*REQUIRED WORK*
Among the entries below, how many lines include "image"? Answer with the number only.
___ SOURCE MATERIAL ___
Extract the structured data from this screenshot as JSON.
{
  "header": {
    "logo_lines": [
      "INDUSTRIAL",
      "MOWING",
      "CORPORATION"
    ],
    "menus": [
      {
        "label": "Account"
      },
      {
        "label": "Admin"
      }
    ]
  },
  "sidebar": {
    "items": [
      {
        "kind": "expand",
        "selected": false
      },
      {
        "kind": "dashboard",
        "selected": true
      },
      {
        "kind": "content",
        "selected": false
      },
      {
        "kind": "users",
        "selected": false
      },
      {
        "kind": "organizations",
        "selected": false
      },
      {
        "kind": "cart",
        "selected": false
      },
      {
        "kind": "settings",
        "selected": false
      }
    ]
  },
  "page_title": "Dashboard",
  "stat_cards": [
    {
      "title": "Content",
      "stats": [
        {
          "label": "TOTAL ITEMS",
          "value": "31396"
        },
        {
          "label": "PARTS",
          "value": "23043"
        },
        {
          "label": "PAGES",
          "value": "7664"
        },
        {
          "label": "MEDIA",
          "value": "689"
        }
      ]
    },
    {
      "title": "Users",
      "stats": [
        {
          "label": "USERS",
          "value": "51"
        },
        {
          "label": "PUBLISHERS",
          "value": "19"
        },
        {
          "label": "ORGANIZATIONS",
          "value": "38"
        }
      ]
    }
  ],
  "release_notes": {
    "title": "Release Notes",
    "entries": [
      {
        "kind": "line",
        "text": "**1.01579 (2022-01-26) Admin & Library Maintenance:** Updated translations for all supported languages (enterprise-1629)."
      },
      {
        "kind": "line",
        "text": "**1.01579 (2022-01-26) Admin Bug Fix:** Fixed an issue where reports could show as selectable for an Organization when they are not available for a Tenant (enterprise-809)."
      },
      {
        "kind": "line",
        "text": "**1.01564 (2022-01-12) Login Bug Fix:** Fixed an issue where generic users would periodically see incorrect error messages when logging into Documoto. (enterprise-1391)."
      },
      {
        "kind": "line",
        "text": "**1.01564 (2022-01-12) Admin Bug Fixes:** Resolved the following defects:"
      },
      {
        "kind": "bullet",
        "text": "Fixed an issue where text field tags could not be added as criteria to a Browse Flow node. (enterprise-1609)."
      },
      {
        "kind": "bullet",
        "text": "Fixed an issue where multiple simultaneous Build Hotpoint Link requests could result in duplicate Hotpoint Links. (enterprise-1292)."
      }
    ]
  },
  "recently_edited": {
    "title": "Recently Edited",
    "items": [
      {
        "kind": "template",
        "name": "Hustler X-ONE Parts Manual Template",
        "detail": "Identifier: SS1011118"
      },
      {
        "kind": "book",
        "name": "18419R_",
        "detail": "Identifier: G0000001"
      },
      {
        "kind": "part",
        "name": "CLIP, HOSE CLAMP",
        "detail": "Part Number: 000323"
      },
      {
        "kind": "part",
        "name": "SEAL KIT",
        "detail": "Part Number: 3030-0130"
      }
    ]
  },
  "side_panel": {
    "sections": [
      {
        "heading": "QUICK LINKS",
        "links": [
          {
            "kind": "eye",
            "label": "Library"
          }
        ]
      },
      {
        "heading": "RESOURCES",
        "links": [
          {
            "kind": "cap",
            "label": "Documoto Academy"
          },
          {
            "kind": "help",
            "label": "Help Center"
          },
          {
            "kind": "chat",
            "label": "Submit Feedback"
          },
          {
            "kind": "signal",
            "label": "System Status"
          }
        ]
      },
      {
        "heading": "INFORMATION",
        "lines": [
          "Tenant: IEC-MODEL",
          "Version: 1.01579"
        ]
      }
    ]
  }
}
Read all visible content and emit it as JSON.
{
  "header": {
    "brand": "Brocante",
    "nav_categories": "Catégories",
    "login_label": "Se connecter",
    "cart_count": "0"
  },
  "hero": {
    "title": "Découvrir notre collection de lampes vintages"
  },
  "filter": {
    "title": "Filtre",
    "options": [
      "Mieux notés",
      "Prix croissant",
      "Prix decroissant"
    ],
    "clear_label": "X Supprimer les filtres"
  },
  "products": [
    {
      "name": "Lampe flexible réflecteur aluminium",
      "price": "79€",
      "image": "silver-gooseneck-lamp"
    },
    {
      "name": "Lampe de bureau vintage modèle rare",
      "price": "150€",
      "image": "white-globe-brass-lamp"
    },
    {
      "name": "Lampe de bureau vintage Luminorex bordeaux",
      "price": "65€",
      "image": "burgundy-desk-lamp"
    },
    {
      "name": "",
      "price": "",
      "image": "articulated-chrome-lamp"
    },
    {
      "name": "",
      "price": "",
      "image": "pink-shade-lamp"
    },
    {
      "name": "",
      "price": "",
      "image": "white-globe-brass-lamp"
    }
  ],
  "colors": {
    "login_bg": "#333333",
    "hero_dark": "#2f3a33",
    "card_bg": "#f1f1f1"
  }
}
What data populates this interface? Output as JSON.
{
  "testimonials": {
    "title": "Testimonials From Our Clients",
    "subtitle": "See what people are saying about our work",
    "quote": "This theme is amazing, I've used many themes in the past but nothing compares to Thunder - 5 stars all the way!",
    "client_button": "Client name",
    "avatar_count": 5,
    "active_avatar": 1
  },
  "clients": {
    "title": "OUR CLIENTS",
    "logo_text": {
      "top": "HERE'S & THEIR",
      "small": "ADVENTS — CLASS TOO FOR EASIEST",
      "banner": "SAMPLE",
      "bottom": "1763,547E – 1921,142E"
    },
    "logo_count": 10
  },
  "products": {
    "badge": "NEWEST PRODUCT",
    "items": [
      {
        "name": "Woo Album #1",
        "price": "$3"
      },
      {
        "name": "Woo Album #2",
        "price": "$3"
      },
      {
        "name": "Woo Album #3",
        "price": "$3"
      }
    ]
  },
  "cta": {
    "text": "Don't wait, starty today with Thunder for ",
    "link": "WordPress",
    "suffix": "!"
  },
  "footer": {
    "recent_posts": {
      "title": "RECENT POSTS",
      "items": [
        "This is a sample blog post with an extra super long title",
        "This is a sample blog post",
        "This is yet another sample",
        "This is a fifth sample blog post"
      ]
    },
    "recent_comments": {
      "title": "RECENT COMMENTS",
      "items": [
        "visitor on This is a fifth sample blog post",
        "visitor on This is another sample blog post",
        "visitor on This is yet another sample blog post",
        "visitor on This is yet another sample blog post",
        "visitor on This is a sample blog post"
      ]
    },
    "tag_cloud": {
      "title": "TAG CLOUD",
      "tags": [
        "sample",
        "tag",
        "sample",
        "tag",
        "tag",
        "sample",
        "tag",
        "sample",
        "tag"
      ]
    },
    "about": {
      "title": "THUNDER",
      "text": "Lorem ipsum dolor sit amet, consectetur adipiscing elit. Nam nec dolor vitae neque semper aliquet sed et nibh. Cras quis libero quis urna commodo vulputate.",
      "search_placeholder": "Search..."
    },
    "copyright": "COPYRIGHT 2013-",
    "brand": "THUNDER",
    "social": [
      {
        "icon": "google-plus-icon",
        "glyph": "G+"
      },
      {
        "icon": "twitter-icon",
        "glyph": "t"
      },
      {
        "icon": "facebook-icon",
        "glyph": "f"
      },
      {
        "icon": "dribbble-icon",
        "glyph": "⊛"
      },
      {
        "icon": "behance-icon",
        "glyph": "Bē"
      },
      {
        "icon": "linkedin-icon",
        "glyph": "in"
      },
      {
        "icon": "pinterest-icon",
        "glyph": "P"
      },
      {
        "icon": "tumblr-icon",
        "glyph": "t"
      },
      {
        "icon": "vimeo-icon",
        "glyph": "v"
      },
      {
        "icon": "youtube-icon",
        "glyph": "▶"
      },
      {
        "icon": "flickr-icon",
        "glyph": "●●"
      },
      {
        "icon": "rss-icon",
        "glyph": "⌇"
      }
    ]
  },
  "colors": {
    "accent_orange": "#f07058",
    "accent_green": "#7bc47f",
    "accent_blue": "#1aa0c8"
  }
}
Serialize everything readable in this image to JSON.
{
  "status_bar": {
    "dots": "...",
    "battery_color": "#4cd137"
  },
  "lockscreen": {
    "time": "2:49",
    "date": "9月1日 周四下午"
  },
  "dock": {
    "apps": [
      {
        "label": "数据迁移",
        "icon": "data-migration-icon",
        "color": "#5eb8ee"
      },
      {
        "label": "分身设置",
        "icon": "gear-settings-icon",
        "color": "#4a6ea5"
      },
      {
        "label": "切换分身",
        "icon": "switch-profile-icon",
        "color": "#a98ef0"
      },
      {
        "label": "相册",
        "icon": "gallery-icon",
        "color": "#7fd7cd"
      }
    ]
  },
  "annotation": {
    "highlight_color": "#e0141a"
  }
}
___
*REPLY*
7